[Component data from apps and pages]
-.-.-
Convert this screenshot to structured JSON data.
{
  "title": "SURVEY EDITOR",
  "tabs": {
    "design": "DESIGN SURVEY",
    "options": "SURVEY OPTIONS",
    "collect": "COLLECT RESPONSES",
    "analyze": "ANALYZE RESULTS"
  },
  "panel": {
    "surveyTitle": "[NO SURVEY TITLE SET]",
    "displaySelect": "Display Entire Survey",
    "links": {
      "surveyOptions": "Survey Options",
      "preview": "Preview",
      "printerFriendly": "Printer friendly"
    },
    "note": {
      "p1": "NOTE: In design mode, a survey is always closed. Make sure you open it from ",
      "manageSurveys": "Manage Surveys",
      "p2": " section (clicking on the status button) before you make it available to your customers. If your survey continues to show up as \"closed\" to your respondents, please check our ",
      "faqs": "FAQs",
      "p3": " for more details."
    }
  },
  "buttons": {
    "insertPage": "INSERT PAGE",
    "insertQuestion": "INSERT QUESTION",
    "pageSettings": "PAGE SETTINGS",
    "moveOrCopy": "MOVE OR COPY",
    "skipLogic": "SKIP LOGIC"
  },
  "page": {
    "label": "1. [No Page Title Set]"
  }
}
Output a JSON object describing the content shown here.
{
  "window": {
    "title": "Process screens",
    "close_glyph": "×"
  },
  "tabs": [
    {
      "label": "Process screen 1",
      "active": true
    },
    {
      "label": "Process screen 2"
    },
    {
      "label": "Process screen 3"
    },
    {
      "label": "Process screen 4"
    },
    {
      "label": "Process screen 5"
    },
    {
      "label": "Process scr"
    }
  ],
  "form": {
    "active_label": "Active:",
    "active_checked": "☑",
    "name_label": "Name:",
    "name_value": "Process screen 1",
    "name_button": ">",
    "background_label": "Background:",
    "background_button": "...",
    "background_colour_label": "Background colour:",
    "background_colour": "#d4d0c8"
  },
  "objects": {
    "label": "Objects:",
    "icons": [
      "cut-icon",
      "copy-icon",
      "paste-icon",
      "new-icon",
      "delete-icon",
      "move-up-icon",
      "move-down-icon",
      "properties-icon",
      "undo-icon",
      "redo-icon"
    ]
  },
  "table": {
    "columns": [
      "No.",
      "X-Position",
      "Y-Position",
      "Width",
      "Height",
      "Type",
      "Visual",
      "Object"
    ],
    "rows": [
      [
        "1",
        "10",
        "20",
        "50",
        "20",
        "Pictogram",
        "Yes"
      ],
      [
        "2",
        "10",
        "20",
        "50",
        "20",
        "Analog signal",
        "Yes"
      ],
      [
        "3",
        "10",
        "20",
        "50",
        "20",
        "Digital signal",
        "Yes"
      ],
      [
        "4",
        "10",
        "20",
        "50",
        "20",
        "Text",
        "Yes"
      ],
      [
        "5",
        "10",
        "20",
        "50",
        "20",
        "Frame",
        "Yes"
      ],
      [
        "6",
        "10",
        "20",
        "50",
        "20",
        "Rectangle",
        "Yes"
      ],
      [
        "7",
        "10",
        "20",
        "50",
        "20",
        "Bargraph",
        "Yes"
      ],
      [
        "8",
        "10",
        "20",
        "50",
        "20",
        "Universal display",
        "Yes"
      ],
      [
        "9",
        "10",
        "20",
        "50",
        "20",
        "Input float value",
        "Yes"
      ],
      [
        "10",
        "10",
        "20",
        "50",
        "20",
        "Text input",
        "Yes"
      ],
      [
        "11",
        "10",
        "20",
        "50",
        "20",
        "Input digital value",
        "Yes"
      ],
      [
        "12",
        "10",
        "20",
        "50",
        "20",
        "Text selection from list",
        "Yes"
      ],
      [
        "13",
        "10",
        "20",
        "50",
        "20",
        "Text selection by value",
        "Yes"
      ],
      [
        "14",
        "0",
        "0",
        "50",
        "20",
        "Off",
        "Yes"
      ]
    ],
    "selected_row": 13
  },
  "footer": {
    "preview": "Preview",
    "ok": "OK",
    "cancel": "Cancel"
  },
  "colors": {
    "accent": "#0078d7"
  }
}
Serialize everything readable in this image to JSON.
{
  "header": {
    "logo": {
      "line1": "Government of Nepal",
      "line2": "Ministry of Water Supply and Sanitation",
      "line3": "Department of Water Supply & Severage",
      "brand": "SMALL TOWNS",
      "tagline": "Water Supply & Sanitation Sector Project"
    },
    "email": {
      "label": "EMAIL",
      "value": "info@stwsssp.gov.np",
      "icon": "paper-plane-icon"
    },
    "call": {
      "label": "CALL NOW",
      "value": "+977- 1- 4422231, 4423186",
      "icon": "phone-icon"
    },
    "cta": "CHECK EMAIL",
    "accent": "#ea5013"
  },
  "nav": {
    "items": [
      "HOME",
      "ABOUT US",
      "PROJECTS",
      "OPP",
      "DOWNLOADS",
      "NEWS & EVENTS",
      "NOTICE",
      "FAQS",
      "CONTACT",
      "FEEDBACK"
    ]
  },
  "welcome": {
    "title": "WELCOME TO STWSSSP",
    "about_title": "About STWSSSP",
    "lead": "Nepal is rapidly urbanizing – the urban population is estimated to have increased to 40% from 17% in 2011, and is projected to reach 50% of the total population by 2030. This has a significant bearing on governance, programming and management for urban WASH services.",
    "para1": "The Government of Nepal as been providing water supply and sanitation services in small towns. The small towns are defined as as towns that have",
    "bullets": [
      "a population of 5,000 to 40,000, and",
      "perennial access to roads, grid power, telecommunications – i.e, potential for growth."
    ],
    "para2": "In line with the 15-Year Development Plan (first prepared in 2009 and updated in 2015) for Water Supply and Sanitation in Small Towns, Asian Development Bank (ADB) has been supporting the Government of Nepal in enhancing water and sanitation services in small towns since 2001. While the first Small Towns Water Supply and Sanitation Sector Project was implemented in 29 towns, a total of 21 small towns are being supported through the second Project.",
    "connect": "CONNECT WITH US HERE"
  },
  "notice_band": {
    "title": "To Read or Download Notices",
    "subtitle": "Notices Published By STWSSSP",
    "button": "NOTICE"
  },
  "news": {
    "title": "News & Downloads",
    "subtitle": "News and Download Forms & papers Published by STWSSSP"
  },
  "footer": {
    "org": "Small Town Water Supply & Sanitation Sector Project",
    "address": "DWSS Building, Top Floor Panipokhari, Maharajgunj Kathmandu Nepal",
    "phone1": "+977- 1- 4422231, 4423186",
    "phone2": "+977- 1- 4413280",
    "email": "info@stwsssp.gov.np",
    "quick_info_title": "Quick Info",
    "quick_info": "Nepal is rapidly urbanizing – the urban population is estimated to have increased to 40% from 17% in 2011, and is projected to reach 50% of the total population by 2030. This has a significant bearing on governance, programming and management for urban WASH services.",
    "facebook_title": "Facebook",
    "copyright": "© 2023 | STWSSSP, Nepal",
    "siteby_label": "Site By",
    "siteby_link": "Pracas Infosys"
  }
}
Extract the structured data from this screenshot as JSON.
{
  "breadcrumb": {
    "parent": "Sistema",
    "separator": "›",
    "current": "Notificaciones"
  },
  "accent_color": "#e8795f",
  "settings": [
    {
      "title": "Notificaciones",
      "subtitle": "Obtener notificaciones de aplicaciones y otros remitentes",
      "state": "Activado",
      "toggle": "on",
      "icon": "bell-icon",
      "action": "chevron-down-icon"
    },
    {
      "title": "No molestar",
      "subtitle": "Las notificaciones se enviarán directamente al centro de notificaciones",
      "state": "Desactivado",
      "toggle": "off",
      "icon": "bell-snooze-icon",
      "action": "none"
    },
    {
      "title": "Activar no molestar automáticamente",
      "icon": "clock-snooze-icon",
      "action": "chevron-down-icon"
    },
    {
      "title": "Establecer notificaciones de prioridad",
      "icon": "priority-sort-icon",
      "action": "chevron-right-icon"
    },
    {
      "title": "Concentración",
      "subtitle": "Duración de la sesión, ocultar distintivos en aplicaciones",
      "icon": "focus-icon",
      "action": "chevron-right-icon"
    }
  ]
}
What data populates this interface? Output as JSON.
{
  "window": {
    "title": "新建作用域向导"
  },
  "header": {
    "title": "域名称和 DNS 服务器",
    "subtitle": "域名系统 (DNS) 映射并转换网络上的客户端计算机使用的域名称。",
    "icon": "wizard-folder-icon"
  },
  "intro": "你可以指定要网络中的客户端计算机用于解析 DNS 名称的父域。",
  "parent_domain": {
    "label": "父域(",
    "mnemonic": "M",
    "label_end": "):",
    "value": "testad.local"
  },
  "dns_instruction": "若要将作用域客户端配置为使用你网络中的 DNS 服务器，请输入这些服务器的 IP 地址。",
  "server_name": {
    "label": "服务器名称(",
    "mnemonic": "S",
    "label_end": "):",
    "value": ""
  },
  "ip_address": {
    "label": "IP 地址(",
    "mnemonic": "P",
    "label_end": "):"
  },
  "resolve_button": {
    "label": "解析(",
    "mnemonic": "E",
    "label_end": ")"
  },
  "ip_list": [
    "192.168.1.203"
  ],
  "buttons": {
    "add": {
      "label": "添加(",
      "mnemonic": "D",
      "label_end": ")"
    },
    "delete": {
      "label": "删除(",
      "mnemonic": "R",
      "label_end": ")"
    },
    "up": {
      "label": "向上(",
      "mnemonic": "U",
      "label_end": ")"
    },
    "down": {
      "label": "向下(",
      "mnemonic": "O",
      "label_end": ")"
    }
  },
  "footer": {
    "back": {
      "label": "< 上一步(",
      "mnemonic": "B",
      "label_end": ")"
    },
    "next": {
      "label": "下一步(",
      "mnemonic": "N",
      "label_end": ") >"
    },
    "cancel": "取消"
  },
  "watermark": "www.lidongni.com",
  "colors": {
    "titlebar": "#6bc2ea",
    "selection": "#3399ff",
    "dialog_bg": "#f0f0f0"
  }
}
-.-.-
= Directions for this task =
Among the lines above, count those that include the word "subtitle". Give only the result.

= Answer to the exercise =
6